* **YOUR ASSIGNMENT**: The records below are to be reproduced exactly, with every picture left out.

>>>>>

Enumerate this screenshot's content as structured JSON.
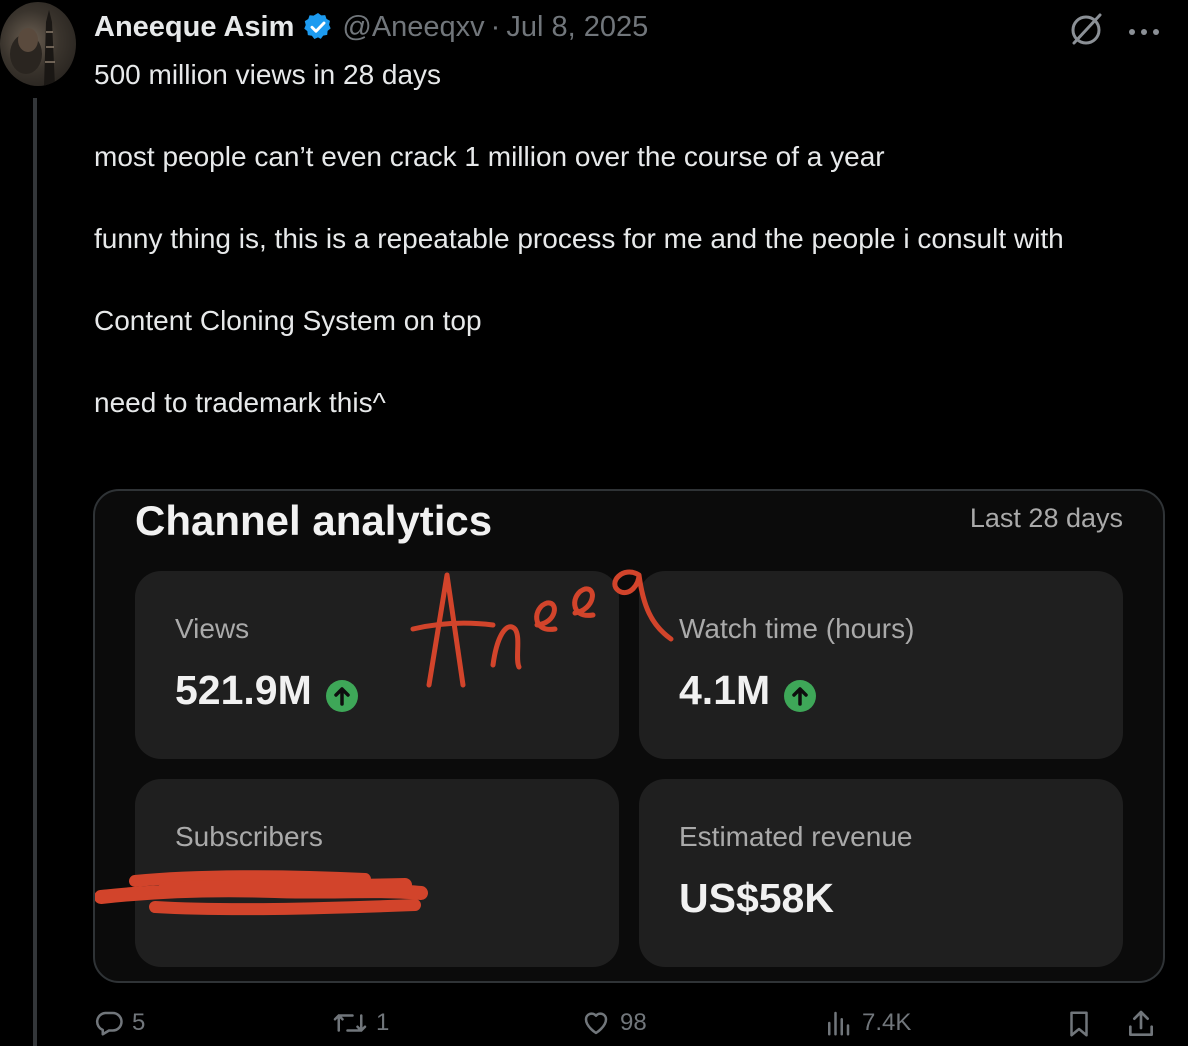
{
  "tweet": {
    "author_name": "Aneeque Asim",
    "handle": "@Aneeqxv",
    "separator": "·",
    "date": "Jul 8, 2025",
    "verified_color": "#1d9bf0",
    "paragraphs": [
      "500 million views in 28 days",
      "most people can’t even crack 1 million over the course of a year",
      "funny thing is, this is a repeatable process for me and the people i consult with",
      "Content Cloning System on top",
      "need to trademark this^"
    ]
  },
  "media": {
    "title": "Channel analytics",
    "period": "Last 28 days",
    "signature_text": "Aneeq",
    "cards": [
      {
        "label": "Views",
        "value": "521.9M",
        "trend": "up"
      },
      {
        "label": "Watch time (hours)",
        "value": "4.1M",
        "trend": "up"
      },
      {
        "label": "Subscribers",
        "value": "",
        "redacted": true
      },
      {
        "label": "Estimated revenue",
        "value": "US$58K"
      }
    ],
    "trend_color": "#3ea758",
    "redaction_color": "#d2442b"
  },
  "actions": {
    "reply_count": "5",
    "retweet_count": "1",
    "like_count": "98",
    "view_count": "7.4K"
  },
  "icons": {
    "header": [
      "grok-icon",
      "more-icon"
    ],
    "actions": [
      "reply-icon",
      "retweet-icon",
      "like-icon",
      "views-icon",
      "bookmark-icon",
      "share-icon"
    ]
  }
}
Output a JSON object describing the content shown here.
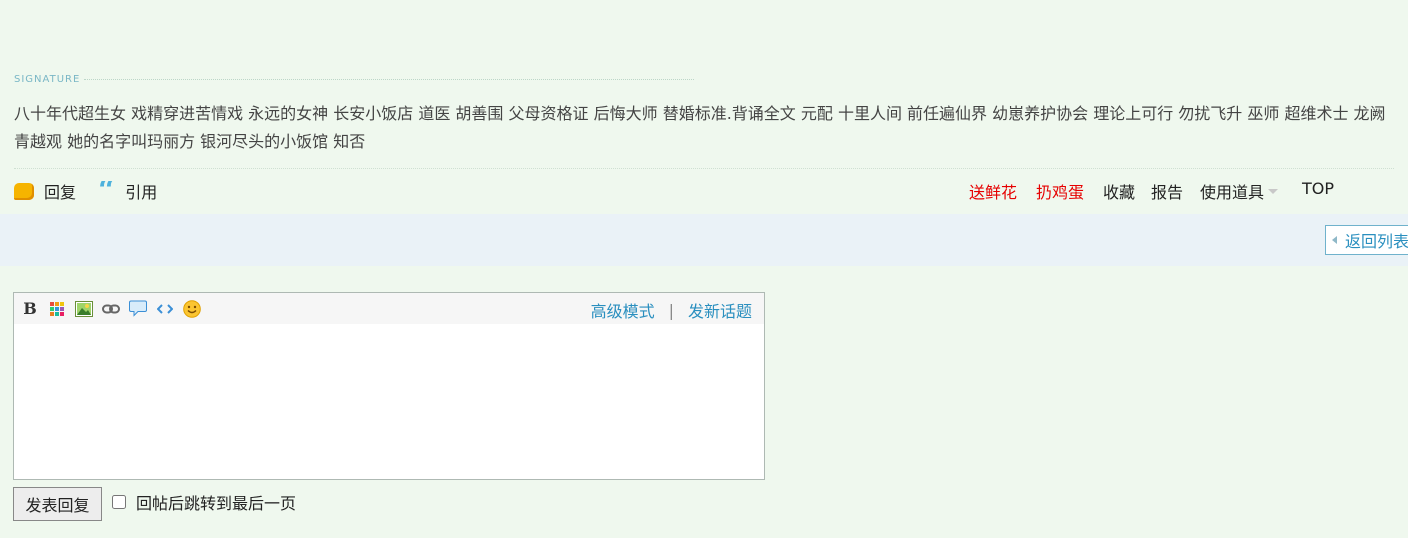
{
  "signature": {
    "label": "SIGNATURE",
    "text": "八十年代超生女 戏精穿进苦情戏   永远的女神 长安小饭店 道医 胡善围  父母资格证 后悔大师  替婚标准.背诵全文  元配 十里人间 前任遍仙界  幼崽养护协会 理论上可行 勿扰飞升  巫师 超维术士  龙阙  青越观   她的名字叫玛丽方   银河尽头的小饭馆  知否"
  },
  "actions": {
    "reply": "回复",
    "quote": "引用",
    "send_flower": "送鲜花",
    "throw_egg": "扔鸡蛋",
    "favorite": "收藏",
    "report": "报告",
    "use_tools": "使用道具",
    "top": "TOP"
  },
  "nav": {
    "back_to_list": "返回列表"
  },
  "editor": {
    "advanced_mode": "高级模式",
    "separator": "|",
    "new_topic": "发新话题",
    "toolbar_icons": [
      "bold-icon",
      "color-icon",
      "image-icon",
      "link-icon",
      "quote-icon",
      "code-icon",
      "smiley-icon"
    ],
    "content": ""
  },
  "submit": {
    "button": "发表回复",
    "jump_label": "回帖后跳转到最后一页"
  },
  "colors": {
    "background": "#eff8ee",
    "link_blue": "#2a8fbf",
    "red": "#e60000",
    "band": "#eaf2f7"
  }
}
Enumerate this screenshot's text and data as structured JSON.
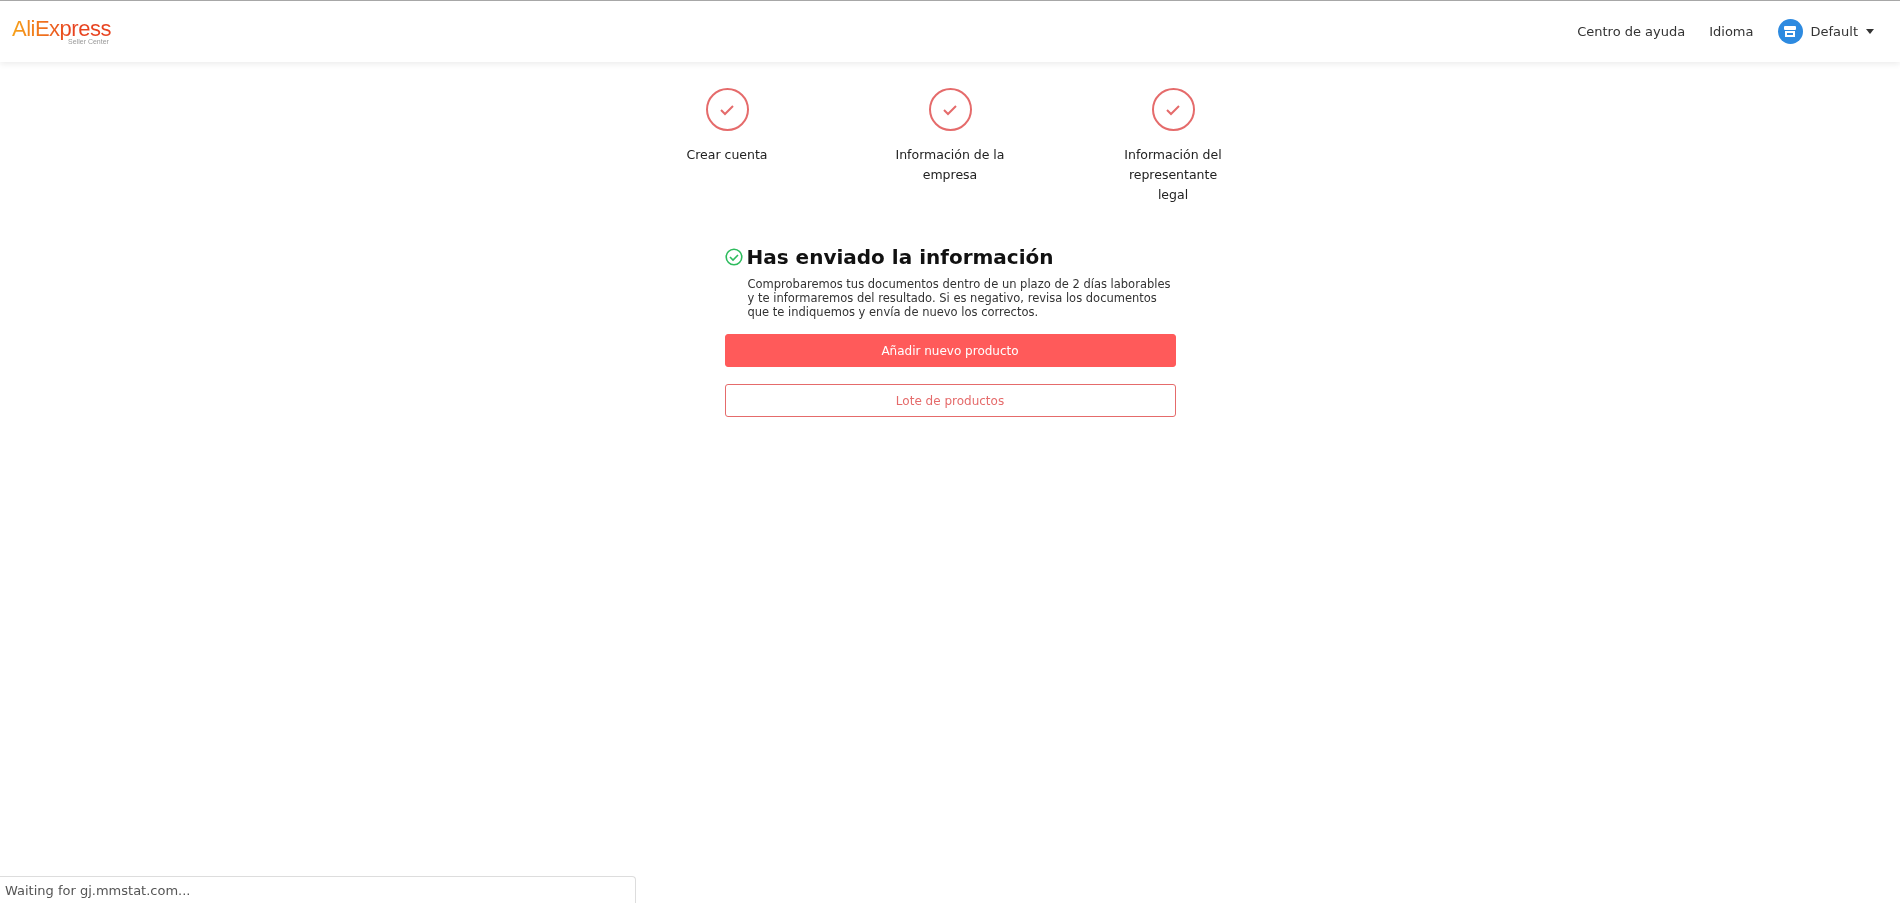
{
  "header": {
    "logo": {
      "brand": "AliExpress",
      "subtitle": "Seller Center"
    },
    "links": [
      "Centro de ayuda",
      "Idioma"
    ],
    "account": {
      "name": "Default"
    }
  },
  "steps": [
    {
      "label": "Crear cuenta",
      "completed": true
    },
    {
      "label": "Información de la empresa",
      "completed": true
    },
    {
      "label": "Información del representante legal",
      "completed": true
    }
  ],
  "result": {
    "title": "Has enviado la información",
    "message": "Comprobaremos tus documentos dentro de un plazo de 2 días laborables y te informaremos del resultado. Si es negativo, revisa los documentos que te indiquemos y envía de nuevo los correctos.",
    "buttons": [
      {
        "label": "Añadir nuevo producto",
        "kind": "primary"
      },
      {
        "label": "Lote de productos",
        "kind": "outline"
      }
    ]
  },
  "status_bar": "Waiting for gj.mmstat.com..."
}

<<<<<

* **YOUR RESPONSE**:
Enumerate this screenshot's content as structured JSON.
{
  "tweet": {
    "author_name": "Aneeque Asim",
    "handle": "@Aneeqxv",
    "separator": "·",
    "date": "Jul 8, 2025",
    "verified_color": "#1d9bf0",
    "paragraphs": [
      "500 million views in 28 days",
      "most people can’t even crack 1 million over the course of a year",
      "funny thing is, this is a repeatable process for me and the people i consult with",
      "Content Cloning System on top",
      "need to trademark this^"
    ]
  },
  "media": {
    "title": "Channel analytics",
    "period": "Last 28 days",
    "signature_text": "Aneeq",
    "cards": [
      {
        "label": "Views",
        "value": "521.9M",
        "trend": "up"
      },
      {
        "label": "Watch time (hours)",
        "value": "4.1M",
        "trend": "up"
      },
      {
        "label": "Subscribers",
        "value": "",
        "redacted": true
      },
      {
        "label": "Estimated revenue",
        "value": "US$58K"
      }
    ],
    "trend_color": "#3ea758",
    "redaction_color": "#d2442b"
  },
  "actions": {
    "reply_count": "5",
    "retweet_count": "1",
    "like_count": "98",
    "view_count": "7.4K"
  },
  "icons": {
    "header": [
      "grok-icon",
      "more-icon"
    ],
    "actions": [
      "reply-icon",
      "retweet-icon",
      "like-icon",
      "views-icon",
      "bookmark-icon",
      "share-icon"
    ]
  }
}
Output a JSON object describing the content shown here.
{
  "signature": {
    "label": "SIGNATURE",
    "text": "八十年代超生女 戏精穿进苦情戏   永远的女神 长安小饭店 道医 胡善围  父母资格证 后悔大师  替婚标准.背诵全文  元配 十里人间 前任遍仙界  幼崽养护协会 理论上可行 勿扰飞升  巫师 超维术士  龙阙  青越观   她的名字叫玛丽方   银河尽头的小饭馆  知否"
  },
  "actions": {
    "reply": "回复",
    "quote": "引用",
    "send_flower": "送鲜花",
    "throw_egg": "扔鸡蛋",
    "favorite": "收藏",
    "report": "报告",
    "use_tools": "使用道具",
    "top": "TOP"
  },
  "nav": {
    "back_to_list": "返回列表"
  },
  "editor": {
    "advanced_mode": "高级模式",
    "separator": "|",
    "new_topic": "发新话题",
    "toolbar_icons": [
      "bold-icon",
      "color-icon",
      "image-icon",
      "link-icon",
      "quote-icon",
      "code-icon",
      "smiley-icon"
    ],
    "content": ""
  },
  "submit": {
    "button": "发表回复",
    "jump_label": "回帖后跳转到最后一页"
  },
  "colors": {
    "background": "#eff8ee",
    "link_blue": "#2a8fbf",
    "red": "#e60000",
    "band": "#eaf2f7"
  }
}
Enumerate this screenshot's text and data as structured JSON.
{
  "header": {
    "logo": {
      "brand": "AliExpress",
      "subtitle": "Seller Center"
    },
    "links": [
      "Centro de ayuda",
      "Idioma"
    ],
    "account": {
      "name": "Default"
    }
  },
  "steps": [
    {
      "label": "Crear cuenta",
      "completed": true
    },
    {
      "label": "Información de la empresa",
      "completed": true
    },
    {
      "label": "Información del representante legal",
      "completed": true
    }
  ],
  "result": {
    "title": "Has enviado la información",
    "message": "Comprobaremos tus documentos dentro de un plazo de 2 días laborables y te informaremos del resultado. Si es negativo, revisa los documentos que te indiquemos y envía de nuevo los correctos.",
    "buttons": [
      {
        "label": "Añadir nuevo producto",
        "kind": "primary"
      },
      {
        "label": "Lote de productos",
        "kind": "outline"
      }
    ]
  },
  "status_bar": "Waiting for gj.mmstat.com..."
}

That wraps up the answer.